Comparative assessment of soil phosphate status, water eutrophication, and potentially toxic metal accumulation in Usagu agro-ecosystem

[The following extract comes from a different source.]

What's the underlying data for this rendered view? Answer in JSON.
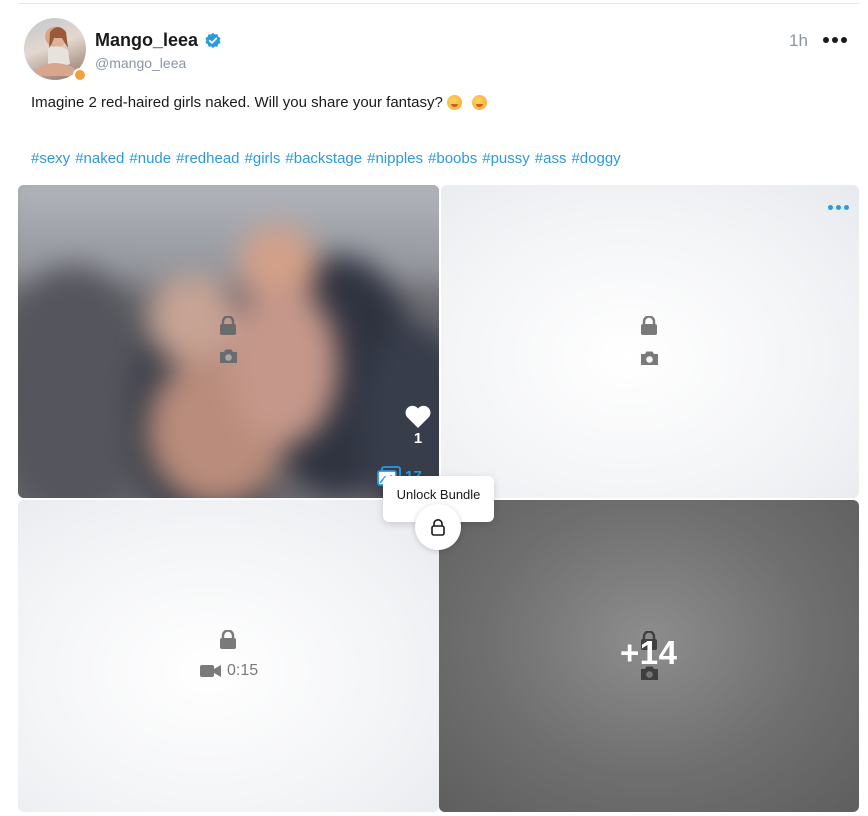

The present study assessed (i) soil fertility, phosphate status, sorption capacity and saturation, (ii) accumulation and distribution of potentially toxic elements (PTEs) in soils and plants, and (iii) soil and surface water quality as they are influenced by current farming practices in Usangu agro ecosystem (UA) following increased agricultural intensification and urbanization. Soil, sediment, plant, and water sample were collected from ten irrigation schemes for plant nutrients, physico chemical soil properties, PTEs, water quality determination and assessment. The results indicated that 90% of studied soils had N, P, K, Mg and most micronutrients (Cu and Zn) in deficient levels compared to recommended levels. To ensure sustainable intensification of agricultural production, additional fertilization is recommended. The P soil sorption capacity (PSC), P saturation status (PSD) and its determinants (inherent P (PM3), AlM3, FeM3, and CaM3) which influence P availability, storage, and P losses to the environment determined in UA, were in a range (mg/kg) of: PM3 (14.9- 974.7), AlM3 (234.7-3789.4), FeM3 (456.9-2980.2), and CaM3 (234.7-973.3). Where estimated PSCM3 ranged 5.6-34.9 mmol/kg, indicating low to high status for P holding or fixation. Some soils had very low PSCM3 indicating a risk of P loss to environment. The estimated PSDM3 ranged from 0.01-17.6% and was less than 24%, indicating low P loss risk from farmlands to water bodies. Some of studied soils had PSDM3 above 15%, which is equivalent to 25% based on ammonium oxalate method, which can cause higher P loss risk. The spatial PTEs distribution in soils in paddy, maize farming, and conservation areas across contrasting land management schemes (Group I dominated by agricultural areas versus Group II dominated by residential and agricultural areas) varied significantly (P < 0.05) across groups and land use. Where total and bioavailable concentrations (in µg/kg) of some PTEs determined were; Cr (Group I = 1662 and Group II = 1307 (Total), Group I = 55.1 and Group II = 19.2 (bioavailable)) and Pb (Group I = 5272 and Group II = 6656 (Total), Group I = 1870 and Group II = 1730 (bioavailable)). Farming areas had higher PTEs concentrations than non-farming areas. Overall, concentrations of Fe (99.5%), As (87%), Se (66%) and Hg (12%) were above Tanzanian maximum permissible limits. Furthermore, water quality and eutrophication characterization in UA observed water pH ranging 4.9 to 6.8, where some were outside FAO acceptable range (6.5-8.4) for irrigation water. The NH4-N ranged 10.6- 70, NO3-N (8.4-33) and total N (19.1-104 mg/L), which increased as water moved from intakes to drainages. Whilst total P ranged 0.01-1.65 mg/L and increased from intake to drainages and in some sampling points exceeding 0.1 mg/L indicating water quality degradation.